In an attempt to streamline its business model, Starbucks has already closed hundreds of stores, expanded its mobile offerings, and added more drive-thrus.
Patrons enter a Center City Starbucks, while a car blurs past, before more than 8,000 store nationwide will close this afternoon for anti-bias training, in Philadelphia, Pennsylvania
Patrons enter a Center City Starbucks in Philadelphia on May 29, 2018.Mark Makela / Reuters

Starbucks is axing 350 positions worldwide, part of a white-collar shakeup the Seattle-based coffee giant announced earlier this year as it seeks to streamline its business in the face of bold competition from premium coffee shops such as Blue Bottle and La Colombe.

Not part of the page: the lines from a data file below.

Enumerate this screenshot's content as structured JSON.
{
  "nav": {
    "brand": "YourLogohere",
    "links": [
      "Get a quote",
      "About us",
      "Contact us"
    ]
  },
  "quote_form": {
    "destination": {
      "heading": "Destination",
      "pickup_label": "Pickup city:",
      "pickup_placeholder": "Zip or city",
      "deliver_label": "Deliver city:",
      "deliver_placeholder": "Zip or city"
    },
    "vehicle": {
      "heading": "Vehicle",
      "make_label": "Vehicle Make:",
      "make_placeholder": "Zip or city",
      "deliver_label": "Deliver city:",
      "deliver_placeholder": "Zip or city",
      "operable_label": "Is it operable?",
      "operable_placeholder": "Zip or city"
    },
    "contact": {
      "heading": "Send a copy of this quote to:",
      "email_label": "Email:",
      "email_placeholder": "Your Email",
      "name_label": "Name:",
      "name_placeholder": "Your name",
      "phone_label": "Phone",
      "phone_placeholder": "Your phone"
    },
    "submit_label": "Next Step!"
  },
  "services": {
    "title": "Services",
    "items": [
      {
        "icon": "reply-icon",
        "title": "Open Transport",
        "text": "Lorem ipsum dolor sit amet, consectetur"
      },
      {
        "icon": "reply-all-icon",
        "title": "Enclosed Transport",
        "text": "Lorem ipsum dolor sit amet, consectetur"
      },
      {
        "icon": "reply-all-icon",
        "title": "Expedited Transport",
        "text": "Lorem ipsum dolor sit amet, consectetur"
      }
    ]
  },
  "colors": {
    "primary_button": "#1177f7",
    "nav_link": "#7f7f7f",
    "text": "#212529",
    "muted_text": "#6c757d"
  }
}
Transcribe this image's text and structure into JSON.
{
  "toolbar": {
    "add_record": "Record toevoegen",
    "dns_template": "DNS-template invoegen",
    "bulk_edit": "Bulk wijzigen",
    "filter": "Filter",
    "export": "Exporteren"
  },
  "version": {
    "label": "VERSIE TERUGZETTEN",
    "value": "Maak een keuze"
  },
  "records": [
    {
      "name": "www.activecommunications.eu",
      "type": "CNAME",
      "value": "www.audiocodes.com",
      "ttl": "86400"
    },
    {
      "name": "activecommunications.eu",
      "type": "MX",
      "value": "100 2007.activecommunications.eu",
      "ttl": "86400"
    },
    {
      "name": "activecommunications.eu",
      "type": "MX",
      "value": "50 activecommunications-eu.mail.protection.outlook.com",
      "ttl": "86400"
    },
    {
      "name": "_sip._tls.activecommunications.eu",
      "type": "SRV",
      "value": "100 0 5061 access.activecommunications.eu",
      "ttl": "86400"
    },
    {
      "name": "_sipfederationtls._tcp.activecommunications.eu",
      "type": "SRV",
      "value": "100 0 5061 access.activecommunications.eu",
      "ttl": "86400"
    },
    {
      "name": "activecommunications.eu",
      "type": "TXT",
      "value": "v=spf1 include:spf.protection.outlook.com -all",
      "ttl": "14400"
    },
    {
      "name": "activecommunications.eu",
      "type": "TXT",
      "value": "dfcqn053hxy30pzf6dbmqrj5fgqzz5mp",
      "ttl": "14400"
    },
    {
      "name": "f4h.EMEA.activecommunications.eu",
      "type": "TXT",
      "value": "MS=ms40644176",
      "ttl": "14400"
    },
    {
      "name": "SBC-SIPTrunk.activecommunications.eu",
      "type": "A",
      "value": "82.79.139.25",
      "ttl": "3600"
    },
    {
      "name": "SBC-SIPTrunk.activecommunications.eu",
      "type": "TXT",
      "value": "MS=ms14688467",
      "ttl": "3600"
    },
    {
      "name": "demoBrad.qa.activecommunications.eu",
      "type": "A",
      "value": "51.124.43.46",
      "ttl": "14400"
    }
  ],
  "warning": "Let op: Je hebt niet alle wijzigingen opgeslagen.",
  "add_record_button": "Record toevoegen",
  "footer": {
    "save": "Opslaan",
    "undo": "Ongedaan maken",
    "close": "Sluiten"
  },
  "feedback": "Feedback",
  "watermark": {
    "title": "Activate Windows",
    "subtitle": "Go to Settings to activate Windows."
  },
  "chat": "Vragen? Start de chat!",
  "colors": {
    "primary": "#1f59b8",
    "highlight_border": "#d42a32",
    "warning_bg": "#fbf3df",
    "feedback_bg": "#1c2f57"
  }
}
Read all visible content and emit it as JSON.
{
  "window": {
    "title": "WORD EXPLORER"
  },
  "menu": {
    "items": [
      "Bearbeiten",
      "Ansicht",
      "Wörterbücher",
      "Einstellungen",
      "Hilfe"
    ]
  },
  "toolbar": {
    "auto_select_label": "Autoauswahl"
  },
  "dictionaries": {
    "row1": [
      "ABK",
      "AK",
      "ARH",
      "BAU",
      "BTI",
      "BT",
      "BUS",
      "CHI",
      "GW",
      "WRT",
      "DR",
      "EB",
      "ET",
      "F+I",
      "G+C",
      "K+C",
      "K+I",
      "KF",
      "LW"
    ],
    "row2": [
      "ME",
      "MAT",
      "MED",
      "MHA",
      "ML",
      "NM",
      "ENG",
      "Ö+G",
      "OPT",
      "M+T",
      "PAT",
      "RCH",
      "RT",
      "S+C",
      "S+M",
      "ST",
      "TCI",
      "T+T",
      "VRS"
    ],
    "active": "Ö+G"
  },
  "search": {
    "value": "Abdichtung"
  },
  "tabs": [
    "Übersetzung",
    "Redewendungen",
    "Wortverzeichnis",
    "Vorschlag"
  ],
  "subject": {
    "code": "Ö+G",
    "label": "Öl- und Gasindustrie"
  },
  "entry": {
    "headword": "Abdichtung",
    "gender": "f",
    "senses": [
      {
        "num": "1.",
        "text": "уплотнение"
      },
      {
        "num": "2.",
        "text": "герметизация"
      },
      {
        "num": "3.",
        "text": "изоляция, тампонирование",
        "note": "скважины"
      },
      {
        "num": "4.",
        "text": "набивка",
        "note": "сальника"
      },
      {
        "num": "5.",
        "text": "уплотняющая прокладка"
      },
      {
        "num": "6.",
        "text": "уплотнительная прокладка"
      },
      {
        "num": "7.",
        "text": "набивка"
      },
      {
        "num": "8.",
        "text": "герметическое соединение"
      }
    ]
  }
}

Chief Executive Officer Kevin Johnson made the announcement via email on Tuesday morning, telling employees the cuts were the result of "work that has been eliminated, deprioritized or shifting way of working within the company.”

With sales growth in China outpacing that of the U.S., Starbucks is homing in on the Chinese market, opening one store every 15 hours, according to Belinda Wong, the company's China CEO. It already operates over 3,000 stores in China, including a 30,000-square-foot Reserve Roastery in Shanghai.

Within the U.S., Starbucks has spun off some of its consumables, closed hundreds of stores, opened up its mobile offerings to non-rewards members, and added more drive-thrus.

The slimline strategy appears to be paying off so far: Starbucks reported a record $6.3 billion revenue in the U.S. last quarter, with same-store sales up by 4 percent.